[ENTRIES PROVIDED Boundary: Start]

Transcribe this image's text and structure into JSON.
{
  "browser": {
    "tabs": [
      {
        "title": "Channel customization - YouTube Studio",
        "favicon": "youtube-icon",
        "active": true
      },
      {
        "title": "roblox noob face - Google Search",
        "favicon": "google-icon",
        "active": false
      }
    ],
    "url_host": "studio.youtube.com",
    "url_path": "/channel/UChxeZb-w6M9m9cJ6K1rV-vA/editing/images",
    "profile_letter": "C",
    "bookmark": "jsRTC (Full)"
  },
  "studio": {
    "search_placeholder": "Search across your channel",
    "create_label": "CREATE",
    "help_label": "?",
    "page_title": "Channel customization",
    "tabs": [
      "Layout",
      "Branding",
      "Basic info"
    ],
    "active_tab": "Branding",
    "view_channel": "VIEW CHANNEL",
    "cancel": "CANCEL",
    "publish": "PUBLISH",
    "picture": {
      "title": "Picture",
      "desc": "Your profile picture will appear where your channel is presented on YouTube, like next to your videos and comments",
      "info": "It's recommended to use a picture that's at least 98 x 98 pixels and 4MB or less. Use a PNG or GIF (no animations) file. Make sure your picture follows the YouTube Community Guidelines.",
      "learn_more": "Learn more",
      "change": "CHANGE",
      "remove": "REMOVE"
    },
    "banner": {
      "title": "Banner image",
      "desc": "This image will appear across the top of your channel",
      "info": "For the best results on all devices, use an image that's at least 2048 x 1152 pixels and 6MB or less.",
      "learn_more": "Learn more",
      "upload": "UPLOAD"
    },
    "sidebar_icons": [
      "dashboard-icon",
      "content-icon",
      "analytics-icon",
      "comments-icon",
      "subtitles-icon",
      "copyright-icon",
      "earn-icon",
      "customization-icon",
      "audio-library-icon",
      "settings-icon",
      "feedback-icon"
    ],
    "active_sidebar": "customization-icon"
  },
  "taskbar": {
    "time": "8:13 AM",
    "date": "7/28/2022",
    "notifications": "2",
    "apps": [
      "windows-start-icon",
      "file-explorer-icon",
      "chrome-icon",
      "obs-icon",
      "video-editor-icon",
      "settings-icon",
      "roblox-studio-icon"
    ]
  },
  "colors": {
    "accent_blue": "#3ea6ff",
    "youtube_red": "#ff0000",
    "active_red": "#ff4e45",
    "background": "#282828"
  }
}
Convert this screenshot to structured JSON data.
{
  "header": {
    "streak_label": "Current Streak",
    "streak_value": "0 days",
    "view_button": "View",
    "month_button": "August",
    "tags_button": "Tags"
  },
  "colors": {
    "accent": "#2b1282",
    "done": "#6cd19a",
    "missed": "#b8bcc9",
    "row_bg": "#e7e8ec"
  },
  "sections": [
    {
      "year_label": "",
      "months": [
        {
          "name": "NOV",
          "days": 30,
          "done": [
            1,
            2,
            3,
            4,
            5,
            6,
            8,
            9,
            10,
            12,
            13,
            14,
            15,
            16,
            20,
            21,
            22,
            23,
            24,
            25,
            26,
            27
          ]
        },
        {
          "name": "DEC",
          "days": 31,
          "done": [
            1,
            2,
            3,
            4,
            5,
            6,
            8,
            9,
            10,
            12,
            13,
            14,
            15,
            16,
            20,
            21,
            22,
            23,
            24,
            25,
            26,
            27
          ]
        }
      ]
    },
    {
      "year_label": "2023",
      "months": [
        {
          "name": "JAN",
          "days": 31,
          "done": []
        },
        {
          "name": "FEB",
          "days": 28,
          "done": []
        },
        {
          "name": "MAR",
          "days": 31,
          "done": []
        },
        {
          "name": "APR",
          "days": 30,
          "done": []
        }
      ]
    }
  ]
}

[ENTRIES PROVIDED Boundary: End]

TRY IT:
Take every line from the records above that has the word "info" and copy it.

EXPECTED ANSWER:
      "Basic info"
      "info": "It's recommended to use a picture that's at least 98 x 98 pixels and 4MB or less. Use a PNG or GIF (no animations) file. Make sure your picture follows the YouTube Community Guidelines.",
      "info": "For the best results on all devices, use an image that's at least 2048 x 1152 pixels and 6MB or less.",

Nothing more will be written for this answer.